**TASK ITEM:**
Find the lines in the records below that contain "Display", and report each of them.

Website and app data records:
────────────────────

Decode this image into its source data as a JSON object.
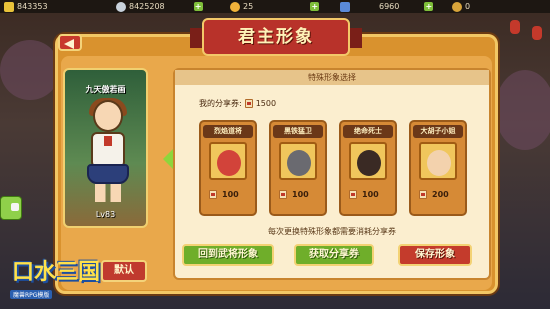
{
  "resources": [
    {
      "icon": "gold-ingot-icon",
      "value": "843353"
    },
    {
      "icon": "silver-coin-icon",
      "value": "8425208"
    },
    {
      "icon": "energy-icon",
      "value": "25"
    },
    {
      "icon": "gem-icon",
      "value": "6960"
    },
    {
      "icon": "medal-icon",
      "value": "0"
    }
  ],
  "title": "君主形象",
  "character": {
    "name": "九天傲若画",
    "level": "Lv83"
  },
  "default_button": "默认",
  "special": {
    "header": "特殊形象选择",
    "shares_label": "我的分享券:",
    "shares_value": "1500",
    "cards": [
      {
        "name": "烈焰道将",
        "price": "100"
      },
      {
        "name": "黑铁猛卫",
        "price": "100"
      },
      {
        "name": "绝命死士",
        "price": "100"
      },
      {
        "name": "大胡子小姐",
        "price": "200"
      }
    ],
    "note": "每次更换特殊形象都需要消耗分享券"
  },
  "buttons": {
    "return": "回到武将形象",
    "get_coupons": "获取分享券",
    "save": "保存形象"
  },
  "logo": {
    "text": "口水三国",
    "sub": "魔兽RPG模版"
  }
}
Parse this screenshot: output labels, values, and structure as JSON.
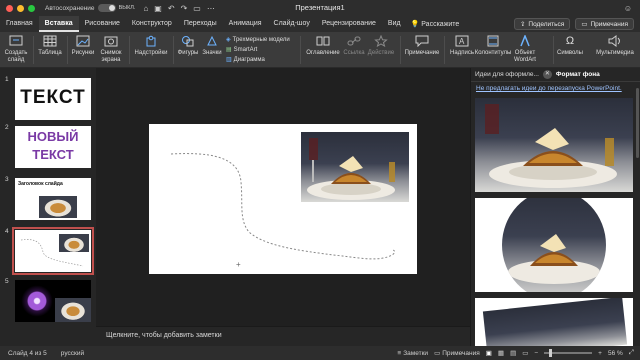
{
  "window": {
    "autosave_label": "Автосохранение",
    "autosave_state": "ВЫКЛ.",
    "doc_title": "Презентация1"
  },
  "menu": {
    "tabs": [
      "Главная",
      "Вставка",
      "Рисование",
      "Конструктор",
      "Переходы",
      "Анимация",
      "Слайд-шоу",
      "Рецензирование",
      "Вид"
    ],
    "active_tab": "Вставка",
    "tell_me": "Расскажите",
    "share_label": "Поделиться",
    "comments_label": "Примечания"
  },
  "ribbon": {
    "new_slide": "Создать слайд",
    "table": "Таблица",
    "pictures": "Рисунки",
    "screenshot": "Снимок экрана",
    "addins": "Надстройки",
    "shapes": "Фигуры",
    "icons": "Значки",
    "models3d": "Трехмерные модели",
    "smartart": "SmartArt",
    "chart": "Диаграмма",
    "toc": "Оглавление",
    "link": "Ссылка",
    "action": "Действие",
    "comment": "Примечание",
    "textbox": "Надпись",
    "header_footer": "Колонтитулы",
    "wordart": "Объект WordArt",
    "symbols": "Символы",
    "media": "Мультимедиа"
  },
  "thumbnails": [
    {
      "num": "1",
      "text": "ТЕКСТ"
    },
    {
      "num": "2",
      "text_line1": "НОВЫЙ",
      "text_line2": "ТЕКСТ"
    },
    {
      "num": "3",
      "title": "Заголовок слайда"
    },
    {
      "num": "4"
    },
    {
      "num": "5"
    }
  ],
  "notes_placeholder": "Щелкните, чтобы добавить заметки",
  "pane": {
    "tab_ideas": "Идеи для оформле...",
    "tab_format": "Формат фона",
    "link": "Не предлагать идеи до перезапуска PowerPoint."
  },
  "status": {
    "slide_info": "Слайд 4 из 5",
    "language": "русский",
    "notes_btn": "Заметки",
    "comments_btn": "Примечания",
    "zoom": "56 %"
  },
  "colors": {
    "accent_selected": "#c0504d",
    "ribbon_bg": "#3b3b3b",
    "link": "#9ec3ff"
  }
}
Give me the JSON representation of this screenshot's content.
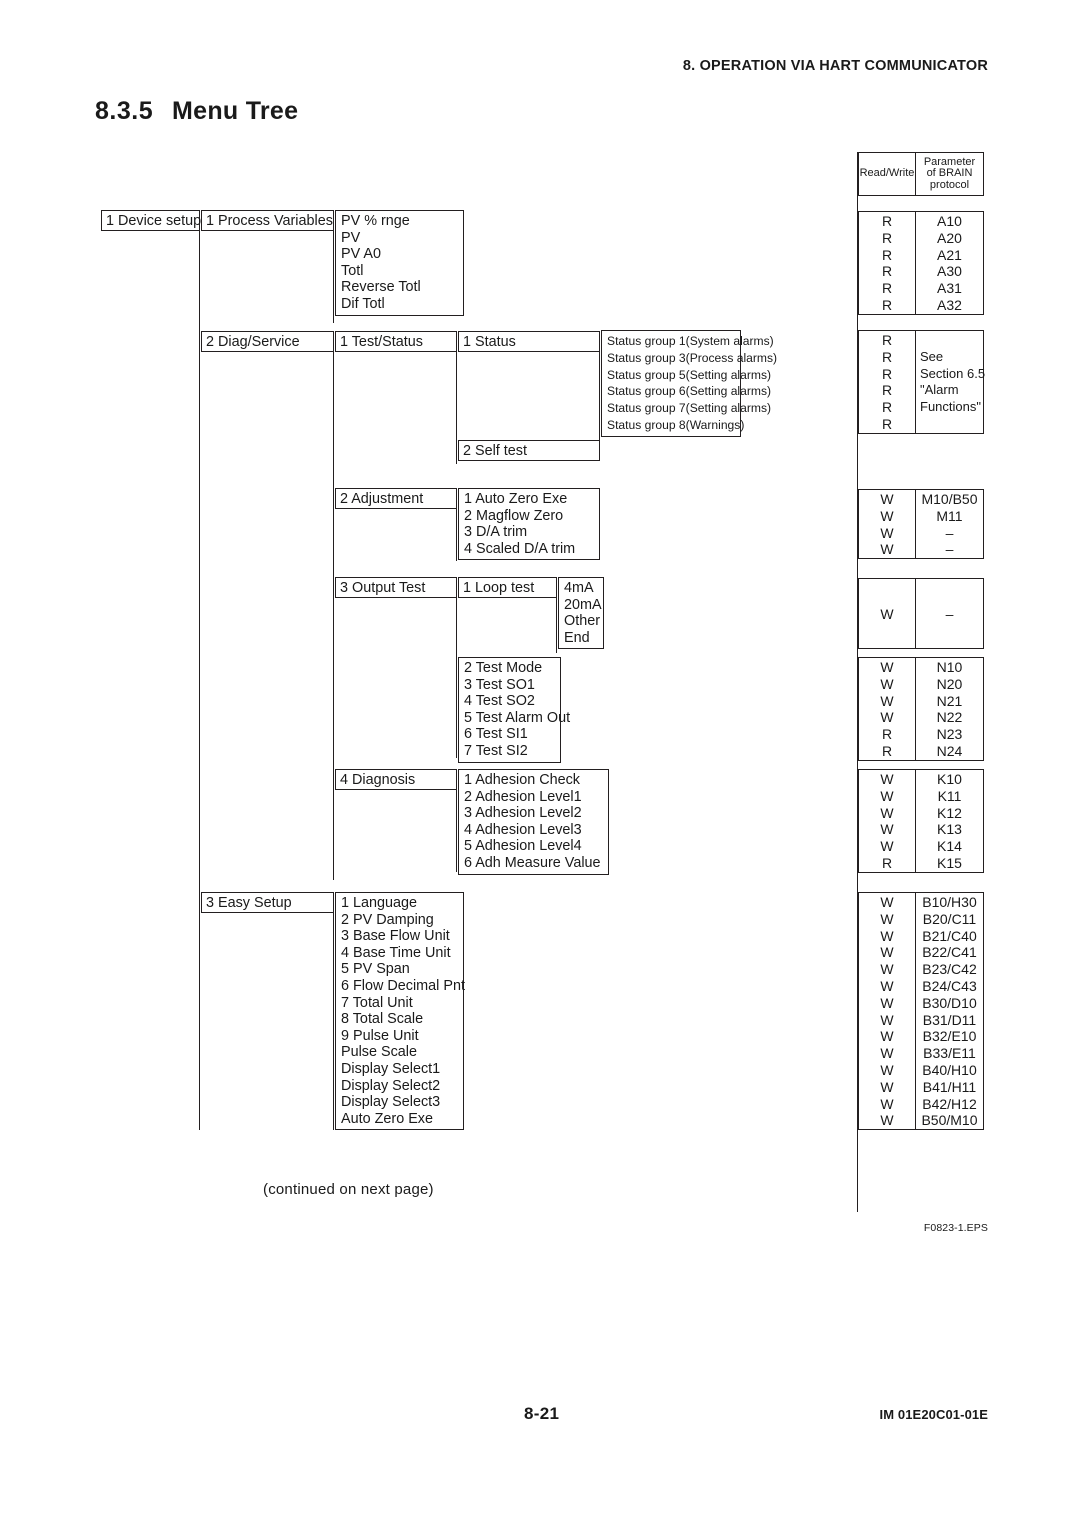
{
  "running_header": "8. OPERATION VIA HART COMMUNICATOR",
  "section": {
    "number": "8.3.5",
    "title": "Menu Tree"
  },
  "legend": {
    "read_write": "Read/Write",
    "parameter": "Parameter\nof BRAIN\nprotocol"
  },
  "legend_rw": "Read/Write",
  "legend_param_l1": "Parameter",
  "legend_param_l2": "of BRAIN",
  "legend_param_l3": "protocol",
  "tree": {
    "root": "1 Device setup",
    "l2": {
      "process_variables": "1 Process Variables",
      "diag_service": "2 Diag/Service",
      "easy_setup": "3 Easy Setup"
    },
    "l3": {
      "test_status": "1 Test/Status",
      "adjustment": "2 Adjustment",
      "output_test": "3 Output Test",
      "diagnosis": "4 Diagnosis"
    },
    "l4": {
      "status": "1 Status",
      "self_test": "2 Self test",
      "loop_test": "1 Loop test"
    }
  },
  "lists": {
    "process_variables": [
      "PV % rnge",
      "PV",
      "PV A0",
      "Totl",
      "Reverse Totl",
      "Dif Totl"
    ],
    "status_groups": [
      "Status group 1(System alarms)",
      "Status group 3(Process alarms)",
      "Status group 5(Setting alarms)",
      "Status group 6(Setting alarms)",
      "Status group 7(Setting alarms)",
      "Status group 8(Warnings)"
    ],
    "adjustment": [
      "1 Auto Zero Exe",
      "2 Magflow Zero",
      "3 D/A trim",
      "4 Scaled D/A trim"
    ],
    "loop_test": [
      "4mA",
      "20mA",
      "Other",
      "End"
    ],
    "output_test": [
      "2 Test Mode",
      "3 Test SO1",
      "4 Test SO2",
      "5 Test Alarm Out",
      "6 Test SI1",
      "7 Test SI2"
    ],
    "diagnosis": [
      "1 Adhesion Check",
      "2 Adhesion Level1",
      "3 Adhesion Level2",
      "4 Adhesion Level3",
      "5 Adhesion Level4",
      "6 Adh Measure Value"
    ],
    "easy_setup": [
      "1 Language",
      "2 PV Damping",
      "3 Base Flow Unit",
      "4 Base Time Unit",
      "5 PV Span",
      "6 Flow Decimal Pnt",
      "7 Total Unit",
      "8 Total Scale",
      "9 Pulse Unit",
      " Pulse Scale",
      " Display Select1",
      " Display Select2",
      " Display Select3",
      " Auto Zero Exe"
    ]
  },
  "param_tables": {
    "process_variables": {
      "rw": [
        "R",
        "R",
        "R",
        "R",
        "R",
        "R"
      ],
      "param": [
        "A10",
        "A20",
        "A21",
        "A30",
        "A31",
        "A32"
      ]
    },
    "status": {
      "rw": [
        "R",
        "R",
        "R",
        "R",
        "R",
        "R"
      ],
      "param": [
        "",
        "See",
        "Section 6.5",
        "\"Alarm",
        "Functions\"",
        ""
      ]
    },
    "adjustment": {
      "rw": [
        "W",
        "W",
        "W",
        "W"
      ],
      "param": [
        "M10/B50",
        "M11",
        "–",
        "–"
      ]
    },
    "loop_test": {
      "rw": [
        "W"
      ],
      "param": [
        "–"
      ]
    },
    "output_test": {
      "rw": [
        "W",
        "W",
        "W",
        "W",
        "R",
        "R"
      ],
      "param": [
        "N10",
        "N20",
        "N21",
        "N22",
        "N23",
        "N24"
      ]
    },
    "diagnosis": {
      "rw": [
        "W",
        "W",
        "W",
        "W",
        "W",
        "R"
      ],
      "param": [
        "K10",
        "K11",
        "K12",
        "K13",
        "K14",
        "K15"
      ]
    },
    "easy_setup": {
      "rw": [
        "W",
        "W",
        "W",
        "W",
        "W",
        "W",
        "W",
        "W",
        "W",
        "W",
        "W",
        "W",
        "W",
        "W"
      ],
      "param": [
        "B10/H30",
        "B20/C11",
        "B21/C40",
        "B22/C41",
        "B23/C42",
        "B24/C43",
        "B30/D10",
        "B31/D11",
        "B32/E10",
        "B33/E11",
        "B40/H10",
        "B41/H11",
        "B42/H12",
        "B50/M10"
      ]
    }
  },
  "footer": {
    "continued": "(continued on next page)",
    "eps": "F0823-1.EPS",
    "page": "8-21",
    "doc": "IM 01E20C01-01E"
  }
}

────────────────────

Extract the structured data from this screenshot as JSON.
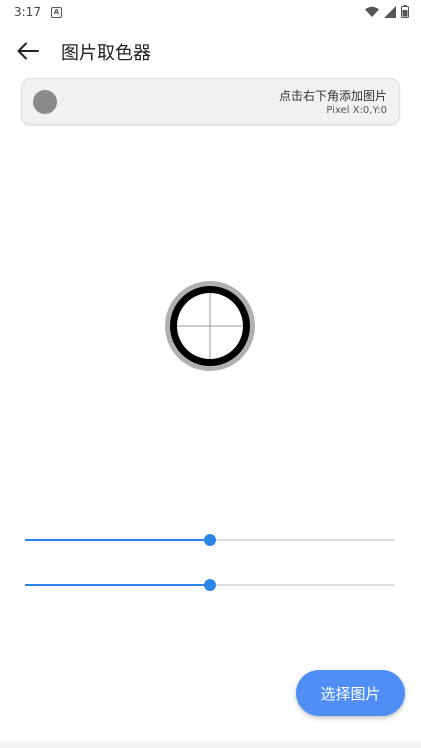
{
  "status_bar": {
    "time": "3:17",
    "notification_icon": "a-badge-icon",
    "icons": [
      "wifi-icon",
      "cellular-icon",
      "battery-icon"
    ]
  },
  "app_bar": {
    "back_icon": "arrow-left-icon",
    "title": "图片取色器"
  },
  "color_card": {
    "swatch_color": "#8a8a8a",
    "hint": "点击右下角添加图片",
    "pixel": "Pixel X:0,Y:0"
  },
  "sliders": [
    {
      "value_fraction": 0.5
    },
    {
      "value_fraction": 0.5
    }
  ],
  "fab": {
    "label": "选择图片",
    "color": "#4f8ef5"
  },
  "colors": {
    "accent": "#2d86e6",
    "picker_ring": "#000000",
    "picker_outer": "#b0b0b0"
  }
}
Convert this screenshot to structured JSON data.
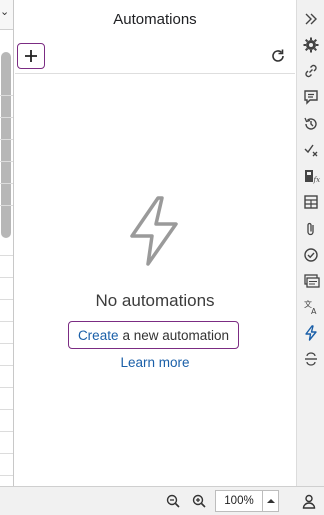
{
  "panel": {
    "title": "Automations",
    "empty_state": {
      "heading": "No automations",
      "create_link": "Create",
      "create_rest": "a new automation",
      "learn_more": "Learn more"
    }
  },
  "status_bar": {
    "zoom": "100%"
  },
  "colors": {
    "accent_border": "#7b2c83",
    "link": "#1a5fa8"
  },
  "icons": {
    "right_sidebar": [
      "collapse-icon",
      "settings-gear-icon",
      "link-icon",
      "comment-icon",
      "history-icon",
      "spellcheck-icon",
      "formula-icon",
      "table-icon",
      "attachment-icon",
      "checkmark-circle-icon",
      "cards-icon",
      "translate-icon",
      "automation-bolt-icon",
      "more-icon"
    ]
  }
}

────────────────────

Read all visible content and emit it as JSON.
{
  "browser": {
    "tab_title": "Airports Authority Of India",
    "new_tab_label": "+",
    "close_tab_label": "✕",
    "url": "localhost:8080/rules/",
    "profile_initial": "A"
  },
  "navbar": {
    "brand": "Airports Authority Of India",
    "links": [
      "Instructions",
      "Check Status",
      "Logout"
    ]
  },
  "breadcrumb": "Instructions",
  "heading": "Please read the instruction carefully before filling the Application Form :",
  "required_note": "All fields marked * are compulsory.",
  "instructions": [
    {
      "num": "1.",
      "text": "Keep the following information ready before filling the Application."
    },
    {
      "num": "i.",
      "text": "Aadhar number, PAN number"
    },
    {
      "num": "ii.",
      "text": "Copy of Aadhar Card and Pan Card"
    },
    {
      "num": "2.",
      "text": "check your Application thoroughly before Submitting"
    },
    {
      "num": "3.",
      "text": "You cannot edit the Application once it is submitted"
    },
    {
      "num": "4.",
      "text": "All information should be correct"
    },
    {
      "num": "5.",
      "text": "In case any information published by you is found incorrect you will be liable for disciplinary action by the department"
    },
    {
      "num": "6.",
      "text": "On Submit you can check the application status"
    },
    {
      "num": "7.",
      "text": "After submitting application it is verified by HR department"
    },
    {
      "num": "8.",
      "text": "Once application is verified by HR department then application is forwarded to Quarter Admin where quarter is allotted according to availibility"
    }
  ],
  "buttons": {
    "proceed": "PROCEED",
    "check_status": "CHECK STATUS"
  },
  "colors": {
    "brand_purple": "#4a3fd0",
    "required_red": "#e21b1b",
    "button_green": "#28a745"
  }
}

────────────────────

**WRITTEN RESPONSE:**
      " Display Select1",
      " Display Select2",
      " Display Select3",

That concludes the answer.